Give the listing again in full, exactly as it appears.

[Opening Task inputs section]

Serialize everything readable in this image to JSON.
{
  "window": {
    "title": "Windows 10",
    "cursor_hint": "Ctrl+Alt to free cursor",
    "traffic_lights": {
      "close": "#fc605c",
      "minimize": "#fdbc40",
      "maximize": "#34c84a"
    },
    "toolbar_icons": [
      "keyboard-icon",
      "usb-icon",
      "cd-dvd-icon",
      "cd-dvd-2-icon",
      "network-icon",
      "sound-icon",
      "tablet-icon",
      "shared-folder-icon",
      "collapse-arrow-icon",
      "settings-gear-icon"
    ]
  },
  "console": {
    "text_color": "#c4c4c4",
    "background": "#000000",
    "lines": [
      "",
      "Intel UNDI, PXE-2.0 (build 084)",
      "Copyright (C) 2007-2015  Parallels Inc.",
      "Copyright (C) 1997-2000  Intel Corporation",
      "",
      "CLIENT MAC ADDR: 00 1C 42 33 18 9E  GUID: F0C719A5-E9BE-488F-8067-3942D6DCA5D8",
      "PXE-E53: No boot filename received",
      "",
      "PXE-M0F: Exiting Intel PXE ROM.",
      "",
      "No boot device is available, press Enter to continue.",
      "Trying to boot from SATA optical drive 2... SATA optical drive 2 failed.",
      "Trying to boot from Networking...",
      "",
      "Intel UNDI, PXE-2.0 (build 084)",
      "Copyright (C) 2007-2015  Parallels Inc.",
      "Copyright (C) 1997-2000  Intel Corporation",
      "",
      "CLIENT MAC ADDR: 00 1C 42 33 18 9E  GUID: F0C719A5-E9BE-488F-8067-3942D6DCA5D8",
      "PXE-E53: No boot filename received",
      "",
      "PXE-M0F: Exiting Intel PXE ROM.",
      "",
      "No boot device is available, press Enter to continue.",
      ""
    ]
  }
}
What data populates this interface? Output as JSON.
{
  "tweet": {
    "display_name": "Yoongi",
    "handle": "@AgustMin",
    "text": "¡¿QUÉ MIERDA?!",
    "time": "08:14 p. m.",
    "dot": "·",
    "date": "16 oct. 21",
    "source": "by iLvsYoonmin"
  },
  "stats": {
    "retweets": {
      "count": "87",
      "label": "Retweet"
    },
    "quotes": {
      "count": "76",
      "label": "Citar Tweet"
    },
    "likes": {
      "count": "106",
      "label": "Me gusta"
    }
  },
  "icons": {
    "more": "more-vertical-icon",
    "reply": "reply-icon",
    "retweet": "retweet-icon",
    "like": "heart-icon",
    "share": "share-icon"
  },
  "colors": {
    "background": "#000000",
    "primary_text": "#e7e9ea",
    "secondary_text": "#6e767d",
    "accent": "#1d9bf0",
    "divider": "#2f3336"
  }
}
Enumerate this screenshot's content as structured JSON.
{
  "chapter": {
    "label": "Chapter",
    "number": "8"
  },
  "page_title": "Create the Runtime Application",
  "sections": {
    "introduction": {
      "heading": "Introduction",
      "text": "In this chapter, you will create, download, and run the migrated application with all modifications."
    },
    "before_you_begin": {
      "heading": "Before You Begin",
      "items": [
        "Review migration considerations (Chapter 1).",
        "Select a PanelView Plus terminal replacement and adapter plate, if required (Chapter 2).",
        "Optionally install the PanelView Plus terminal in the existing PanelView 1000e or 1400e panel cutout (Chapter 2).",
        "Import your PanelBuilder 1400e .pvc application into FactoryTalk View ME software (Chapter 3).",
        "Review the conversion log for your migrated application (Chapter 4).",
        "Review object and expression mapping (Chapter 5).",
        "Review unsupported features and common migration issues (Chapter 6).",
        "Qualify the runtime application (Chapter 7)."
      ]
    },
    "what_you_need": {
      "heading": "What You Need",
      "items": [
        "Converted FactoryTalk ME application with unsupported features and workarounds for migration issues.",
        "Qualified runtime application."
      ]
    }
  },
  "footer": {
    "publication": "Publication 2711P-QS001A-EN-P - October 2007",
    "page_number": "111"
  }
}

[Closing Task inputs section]

**Result of the task:**
Serialize everything readable in this image to JSON.
{
  "window": {
    "title": "Windows 10",
    "cursor_hint": "Ctrl+Alt to free cursor",
    "traffic_lights": {
      "close": "#fc605c",
      "minimize": "#fdbc40",
      "maximize": "#34c84a"
    },
    "toolbar_icons": [
      "keyboard-icon",
      "usb-icon",
      "cd-dvd-icon",
      "cd-dvd-2-icon",
      "network-icon",
      "sound-icon",
      "tablet-icon",
      "shared-folder-icon",
      "collapse-arrow-icon",
      "settings-gear-icon"
    ]
  },
  "console": {
    "text_color": "#c4c4c4",
    "background": "#000000",
    "lines": [
      "",
      "Intel UNDI, PXE-2.0 (build 084)",
      "Copyright (C) 2007-2015  Parallels Inc.",
      "Copyright (C) 1997-2000  Intel Corporation",
      "",
      "CLIENT MAC ADDR: 00 1C 42 33 18 9E  GUID: F0C719A5-E9BE-488F-8067-3942D6DCA5D8",
      "PXE-E53: No boot filename received",
      "",
      "PXE-M0F: Exiting Intel PXE ROM.",
      "",
      "No boot device is available, press Enter to continue.",
      "Trying to boot from SATA optical drive 2... SATA optical drive 2 failed.",
      "Trying to boot from Networking...",
      "",
      "Intel UNDI, PXE-2.0 (build 084)",
      "Copyright (C) 2007-2015  Parallels Inc.",
      "Copyright (C) 1997-2000  Intel Corporation",
      "",
      "CLIENT MAC ADDR: 00 1C 42 33 18 9E  GUID: F0C719A5-E9BE-488F-8067-3942D6DCA5D8",
      "PXE-E53: No boot filename received",
      "",
      "PXE-M0F: Exiting Intel PXE ROM.",
      "",
      "No boot device is available, press Enter to continue.",
      ""
    ]
  }
}
What data populates this interface? Output as JSON.
{
  "tweet": {
    "display_name": "Yoongi",
    "handle": "@AgustMin",
    "text": "¡¿QUÉ MIERDA?!",
    "time": "08:14 p. m.",
    "dot": "·",
    "date": "16 oct. 21",
    "source": "by iLvsYoonmin"
  },
  "stats": {
    "retweets": {
      "count": "87",
      "label": "Retweet"
    },
    "quotes": {
      "count": "76",
      "label": "Citar Tweet"
    },
    "likes": {
      "count": "106",
      "label": "Me gusta"
    }
  },
  "icons": {
    "more": "more-vertical-icon",
    "reply": "reply-icon",
    "retweet": "retweet-icon",
    "like": "heart-icon",
    "share": "share-icon"
  },
  "colors": {
    "background": "#000000",
    "primary_text": "#e7e9ea",
    "secondary_text": "#6e767d",
    "accent": "#1d9bf0",
    "divider": "#2f3336"
  }
}
Enumerate this screenshot's content as structured JSON.
{
  "chapter": {
    "label": "Chapter",
    "number": "8"
  },
  "page_title": "Create the Runtime Application",
  "sections": {
    "introduction": {
      "heading": "Introduction",
      "text": "In this chapter, you will create, download, and run the migrated application with all modifications."
    },
    "before_you_begin": {
      "heading": "Before You Begin",
      "items": [
        "Review migration considerations (Chapter 1).",
        "Select a PanelView Plus terminal replacement and adapter plate, if required (Chapter 2).",
        "Optionally install the PanelView Plus terminal in the existing PanelView 1000e or 1400e panel cutout (Chapter 2).",
        "Import your PanelBuilder 1400e .pvc application into FactoryTalk View ME software (Chapter 3).",
        "Review the conversion log for your migrated application (Chapter 4).",
        "Review object and expression mapping (Chapter 5).",
        "Review unsupported features and common migration issues (Chapter 6).",
        "Qualify the runtime application (Chapter 7)."
      ]
    },
    "what_you_need": {
      "heading": "What You Need",
      "items": [
        "Converted FactoryTalk ME application with unsupported features and workarounds for migration issues.",
        "Qualified runtime application."
      ]
    }
  },
  "footer": {
    "publication": "Publication 2711P-QS001A-EN-P - October 2007",
    "page_number": "111"
  }
}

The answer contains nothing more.